CSR reporting by SMEs should be made to appeal to owners and managers. CSR reporting by SMEs can make their suppliers have a competitive advantage above other suppliers (Jones an Jonas, 2011).
CPAs have in a great deal helped in providing external assurance to reports that have been done by CSR reporters. CPAs assure both informal and formal reports are advanced especially by the advent of the GRI G3 reporting mechanism. ISAE 3000 was established in 2005 to ensure that the CSR report meets the intended users. To distinguish between the engagements a practitioner is supposed to engage in terms ‘reasonable assurance engagement’ and ‘limited assurance engagement’ have been conceived (Jones and Jonas, 2011).
It is imperative that while ISAE 3000 engagement is conducted, a proper understanding of the subject matter and criterion suitability is evaluated and aspects of nonfinancial performance, physical characteristics, systems and processes, and behavior be brought into perspective (Jones and Jonas, 2011).
AA1000AS is supposed to help promote accountability to enhance sustainable development and increase trust between corporations and stakeholders (Jones and Jonas, 2011).
A company’s financial performance can be enhanced by engaging in CSR activities (Devinney, 2009). This is true when they are seen to be having society’s interests at heart like when a company that emits dangerous effluents decides to mitigate the effects of these effluents on the environment. Many people including prospective clients will tend to associate with them. There is a very significant relationship between corporate financial performance and stakeholder weighted CSR index as posited by Choi et al (2010). The advent of south centered CSR agenda due to criticism that was advanced against mainstream CSR discourse has given the birth critical perspective of CSR that has immensely contributed to its maturation. However, its effects are yet to be felt in Africa. It is therefore imperative that integrative research is instituted so that its full potential is realized (Idemudia, 2011). Companies should ensure that they engage in ethical practices, build the neighboring communities concerning its policies and the products they produce, and erect social infrastructures for the local communities. A cleaner environment should be their core responsibility and by large enhance the economic well-being of the locals (Kanji and Chopra, 2010). Finally, companies should not just engage in CSR activities because of material gain but should engage in these activities even if they impact negatively on their cash-flows (Mackey et al 2007).
A company’s corporate social responsibility should not only be intended for increasing a company’s cash flow but should look into the general well-being of the neighboring communities. The company should ensure that its activities do not become an environmental concern to the neighboring community. There should be frequent reports on their corporate social responsibilities and these reports should be assured by professional bodies to guarantee their acceptability.

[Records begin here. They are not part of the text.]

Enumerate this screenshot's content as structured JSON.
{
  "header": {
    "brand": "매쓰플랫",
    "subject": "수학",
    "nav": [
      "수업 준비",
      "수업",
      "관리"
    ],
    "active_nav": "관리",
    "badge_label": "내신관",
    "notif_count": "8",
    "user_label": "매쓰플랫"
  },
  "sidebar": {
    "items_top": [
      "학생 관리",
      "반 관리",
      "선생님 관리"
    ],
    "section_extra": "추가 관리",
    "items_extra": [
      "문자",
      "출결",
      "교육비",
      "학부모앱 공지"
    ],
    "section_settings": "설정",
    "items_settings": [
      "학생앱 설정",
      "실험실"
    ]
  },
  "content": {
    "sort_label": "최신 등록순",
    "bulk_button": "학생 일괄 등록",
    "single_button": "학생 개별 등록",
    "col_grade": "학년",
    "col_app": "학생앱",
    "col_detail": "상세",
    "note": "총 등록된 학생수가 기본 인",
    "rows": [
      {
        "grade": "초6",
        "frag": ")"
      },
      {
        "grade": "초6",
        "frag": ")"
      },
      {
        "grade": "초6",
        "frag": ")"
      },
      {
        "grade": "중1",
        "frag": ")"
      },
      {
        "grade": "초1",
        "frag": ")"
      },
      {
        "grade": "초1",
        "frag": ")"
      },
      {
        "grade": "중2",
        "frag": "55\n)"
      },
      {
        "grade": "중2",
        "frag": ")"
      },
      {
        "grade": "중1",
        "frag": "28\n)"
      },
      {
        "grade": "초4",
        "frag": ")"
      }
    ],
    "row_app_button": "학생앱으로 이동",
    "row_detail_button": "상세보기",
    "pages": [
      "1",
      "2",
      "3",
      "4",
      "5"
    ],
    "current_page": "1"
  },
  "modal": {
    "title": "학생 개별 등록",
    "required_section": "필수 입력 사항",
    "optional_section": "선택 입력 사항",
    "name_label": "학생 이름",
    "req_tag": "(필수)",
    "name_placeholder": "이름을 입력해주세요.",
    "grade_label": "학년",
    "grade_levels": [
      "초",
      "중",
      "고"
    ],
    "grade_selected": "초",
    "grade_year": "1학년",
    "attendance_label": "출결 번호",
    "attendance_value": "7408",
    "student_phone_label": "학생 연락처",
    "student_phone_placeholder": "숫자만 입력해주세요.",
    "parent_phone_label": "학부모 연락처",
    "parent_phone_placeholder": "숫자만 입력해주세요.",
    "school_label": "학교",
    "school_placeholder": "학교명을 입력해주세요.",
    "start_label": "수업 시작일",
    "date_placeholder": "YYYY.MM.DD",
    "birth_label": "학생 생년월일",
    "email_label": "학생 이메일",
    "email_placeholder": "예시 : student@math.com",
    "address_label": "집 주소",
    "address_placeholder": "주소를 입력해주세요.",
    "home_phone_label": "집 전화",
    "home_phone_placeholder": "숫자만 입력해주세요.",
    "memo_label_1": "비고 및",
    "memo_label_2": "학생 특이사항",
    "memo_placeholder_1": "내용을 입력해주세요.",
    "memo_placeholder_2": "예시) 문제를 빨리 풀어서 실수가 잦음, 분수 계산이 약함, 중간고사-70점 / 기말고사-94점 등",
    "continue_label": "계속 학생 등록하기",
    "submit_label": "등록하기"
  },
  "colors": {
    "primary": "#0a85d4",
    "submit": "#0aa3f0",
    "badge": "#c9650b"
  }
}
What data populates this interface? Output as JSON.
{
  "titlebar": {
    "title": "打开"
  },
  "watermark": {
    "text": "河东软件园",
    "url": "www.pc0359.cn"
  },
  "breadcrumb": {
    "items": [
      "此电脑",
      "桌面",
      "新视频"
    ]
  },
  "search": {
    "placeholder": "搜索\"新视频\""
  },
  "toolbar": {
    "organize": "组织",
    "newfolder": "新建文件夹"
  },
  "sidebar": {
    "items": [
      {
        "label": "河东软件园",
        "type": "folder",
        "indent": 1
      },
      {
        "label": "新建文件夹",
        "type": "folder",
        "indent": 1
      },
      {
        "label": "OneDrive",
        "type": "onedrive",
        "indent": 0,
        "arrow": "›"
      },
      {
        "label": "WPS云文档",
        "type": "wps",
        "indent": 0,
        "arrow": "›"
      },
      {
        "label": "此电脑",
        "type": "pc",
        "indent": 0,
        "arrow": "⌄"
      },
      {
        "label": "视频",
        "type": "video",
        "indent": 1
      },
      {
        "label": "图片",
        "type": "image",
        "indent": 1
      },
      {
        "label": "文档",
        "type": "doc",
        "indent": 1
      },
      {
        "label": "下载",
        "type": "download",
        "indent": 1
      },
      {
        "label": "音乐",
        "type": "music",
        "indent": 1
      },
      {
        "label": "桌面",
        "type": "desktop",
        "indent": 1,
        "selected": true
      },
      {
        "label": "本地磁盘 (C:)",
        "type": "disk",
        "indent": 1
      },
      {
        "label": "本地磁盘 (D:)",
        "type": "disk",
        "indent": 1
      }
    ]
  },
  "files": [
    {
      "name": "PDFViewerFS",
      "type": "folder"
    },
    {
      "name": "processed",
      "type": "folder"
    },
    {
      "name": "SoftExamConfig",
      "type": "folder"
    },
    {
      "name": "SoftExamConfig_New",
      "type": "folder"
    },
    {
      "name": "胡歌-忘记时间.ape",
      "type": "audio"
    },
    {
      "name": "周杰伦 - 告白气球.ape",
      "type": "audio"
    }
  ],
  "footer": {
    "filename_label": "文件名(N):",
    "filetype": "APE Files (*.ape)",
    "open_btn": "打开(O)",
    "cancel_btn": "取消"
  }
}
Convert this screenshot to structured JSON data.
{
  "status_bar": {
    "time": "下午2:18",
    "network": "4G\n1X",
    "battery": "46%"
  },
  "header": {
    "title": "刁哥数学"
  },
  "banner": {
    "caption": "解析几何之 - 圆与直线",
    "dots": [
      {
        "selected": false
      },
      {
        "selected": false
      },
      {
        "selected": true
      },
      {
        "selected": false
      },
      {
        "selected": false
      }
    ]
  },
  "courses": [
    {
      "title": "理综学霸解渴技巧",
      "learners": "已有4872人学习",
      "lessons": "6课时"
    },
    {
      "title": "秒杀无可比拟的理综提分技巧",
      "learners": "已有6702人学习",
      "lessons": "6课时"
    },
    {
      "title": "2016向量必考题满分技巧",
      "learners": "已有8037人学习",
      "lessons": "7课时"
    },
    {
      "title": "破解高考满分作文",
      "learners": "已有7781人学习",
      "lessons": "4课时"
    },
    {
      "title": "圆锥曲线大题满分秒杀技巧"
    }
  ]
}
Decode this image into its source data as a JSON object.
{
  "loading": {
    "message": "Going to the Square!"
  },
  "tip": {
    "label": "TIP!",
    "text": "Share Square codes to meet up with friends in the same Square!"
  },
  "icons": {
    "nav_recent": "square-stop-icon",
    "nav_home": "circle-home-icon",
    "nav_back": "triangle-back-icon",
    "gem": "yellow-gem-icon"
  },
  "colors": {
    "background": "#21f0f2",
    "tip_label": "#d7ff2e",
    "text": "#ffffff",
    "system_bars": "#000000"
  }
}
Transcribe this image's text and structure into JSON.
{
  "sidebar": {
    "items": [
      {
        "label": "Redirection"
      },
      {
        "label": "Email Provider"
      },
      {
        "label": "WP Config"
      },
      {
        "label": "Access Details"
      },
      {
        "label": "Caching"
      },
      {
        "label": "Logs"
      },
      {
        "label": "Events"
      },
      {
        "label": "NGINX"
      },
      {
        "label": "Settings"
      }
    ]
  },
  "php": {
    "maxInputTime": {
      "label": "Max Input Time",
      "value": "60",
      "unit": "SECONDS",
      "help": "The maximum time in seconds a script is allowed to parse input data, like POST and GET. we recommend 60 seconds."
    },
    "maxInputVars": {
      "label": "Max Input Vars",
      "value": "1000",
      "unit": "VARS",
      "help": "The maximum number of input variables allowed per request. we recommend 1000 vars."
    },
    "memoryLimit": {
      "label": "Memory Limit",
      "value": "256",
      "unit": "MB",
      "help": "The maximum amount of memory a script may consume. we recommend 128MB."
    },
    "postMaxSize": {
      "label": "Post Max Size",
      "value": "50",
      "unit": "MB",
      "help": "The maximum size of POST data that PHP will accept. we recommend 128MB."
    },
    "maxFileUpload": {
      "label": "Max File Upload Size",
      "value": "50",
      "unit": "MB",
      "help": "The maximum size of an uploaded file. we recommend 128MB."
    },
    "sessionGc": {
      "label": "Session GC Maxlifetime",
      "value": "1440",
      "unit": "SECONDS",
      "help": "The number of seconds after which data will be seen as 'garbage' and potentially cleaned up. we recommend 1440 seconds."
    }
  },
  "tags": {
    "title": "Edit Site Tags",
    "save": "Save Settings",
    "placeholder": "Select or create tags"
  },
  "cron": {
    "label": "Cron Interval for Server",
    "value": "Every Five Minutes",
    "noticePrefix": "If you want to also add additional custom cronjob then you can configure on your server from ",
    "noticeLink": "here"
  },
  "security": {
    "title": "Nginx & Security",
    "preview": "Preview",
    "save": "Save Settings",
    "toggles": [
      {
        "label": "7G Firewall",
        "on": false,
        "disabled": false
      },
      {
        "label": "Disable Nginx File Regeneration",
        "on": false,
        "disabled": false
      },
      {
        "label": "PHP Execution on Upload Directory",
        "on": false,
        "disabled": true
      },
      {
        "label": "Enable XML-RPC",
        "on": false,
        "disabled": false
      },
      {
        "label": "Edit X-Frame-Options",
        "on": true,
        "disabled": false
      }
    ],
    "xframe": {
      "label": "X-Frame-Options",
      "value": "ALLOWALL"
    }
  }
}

Choi, J., Kwak, Y., and Choe, C. (2011) Corporate social responsibility and corporate financial performance: Evidence from Korea Australian. Journal of Management, Vol. 35, no.3, pp. 291-311.
Devinney, T.M. (2009). Is the Socially Responsible Corporation a Myth? The Good, the Bad, and the Ugly of Corporate Social Responsibility. Academy of Management Perspectives, Vol 23, No 2: 44-56.
Idemudia, U. (2011) Corporate social responsibility and developing countries: moving the critical CSR research agenda in Africa forward. Progress in Development Studies, vol.11. No.1, pp. 1–18.
Jones, A and Jonas, G.A. (2011) Corporate Social Responsibility Reporting: The Growing Need for Input from the Accounting Profession. The CPA Journal, vol.65.
Kanji, G.K. and Chopra, P.K. (2010). Corporate social responsibility in a global Economy. Total Quality Management, vol. 21, no. 2, pp. 119–143
Mackey, A., Mackey, T.B. and Barney, J.B. (2007) Corporate Social Responsibility and Firm Performance: Investor Preferences and Corporate Strategies. Academy of Management Review, vol. 32, no. 3, pp. 817–835.